[AIM OF THE EXERCISE] Give every line from the entries that contains "before".

── PROVIDED DATA

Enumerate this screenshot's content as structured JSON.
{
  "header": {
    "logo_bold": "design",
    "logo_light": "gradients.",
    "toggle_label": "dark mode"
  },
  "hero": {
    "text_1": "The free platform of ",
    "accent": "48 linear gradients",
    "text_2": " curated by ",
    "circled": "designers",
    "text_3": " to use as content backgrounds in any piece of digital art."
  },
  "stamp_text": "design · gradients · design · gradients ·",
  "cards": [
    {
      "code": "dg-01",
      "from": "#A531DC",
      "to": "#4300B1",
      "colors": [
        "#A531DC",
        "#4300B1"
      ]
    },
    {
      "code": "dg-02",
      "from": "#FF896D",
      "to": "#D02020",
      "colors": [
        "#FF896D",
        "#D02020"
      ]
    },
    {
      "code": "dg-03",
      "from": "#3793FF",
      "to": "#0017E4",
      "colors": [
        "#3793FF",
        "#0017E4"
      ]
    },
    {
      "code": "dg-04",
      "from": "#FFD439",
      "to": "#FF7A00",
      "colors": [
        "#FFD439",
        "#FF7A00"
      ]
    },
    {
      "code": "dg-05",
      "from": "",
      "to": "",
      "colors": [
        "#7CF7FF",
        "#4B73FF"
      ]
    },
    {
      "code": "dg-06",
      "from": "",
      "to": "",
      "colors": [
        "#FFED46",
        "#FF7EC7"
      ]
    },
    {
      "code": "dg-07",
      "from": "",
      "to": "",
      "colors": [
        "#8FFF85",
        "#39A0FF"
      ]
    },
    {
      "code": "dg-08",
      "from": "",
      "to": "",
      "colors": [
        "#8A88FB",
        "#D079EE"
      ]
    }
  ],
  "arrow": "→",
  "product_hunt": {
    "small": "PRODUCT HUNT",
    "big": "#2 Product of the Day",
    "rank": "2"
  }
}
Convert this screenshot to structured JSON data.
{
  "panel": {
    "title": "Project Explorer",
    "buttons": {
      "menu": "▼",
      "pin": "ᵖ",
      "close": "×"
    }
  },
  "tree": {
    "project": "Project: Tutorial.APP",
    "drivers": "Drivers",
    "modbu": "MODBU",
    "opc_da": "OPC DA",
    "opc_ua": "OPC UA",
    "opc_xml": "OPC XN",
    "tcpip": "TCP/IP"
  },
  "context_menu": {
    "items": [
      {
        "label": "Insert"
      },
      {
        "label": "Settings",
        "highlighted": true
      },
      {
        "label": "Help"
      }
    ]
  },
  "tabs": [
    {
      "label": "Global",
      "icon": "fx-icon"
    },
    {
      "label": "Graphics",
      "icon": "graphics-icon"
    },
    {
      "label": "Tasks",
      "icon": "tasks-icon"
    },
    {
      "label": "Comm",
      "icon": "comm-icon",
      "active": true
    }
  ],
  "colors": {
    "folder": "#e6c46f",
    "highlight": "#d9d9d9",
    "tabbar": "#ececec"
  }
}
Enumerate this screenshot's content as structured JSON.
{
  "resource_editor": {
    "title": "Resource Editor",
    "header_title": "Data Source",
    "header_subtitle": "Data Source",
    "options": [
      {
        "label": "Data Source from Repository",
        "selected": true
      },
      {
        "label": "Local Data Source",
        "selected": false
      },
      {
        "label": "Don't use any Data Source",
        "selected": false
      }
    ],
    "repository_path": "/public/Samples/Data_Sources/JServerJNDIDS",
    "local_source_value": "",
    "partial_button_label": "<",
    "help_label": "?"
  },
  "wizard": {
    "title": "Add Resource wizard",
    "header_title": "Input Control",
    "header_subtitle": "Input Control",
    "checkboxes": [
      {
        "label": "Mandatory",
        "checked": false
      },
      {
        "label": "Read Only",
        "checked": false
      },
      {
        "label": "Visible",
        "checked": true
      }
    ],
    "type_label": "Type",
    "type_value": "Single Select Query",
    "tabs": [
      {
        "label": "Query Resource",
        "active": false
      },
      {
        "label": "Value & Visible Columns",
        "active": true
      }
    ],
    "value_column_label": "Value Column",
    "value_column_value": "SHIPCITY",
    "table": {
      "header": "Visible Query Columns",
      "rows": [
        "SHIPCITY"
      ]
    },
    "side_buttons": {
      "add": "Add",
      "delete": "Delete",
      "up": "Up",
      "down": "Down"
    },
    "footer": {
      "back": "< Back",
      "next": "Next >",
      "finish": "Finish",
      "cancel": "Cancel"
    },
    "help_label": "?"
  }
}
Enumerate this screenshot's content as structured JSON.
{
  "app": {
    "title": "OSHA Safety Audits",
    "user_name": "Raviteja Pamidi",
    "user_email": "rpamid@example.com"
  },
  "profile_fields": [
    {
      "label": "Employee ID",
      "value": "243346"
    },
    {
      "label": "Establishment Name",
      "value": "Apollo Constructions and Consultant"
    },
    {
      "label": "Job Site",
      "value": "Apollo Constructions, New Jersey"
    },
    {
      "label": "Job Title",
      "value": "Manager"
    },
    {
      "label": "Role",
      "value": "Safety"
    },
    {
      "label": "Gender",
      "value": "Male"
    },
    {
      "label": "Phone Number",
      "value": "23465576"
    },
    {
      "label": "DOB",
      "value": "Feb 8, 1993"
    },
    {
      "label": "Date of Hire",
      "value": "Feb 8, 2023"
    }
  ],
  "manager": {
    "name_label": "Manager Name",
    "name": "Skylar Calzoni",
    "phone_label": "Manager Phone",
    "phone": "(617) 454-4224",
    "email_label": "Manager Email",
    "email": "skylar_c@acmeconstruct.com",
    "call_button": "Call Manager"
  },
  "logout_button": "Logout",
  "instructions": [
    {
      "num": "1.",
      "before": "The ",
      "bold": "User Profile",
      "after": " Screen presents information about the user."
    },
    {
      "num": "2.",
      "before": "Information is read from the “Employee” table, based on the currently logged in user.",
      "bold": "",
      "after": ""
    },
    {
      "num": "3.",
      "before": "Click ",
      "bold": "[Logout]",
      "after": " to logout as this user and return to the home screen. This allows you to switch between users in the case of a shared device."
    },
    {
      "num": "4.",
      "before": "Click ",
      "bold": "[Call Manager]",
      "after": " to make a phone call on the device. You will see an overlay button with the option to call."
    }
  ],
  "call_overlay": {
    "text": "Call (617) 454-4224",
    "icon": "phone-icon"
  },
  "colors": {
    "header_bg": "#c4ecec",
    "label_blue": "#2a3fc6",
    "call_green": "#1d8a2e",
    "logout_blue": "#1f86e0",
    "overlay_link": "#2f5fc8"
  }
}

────

[PROBLEM SOLUTION]
      "before": "The ",
      "before": "Information is read from the “Employee” table, based on the currently logged in user.",
      "before": "Click ",
      "before": "Click ",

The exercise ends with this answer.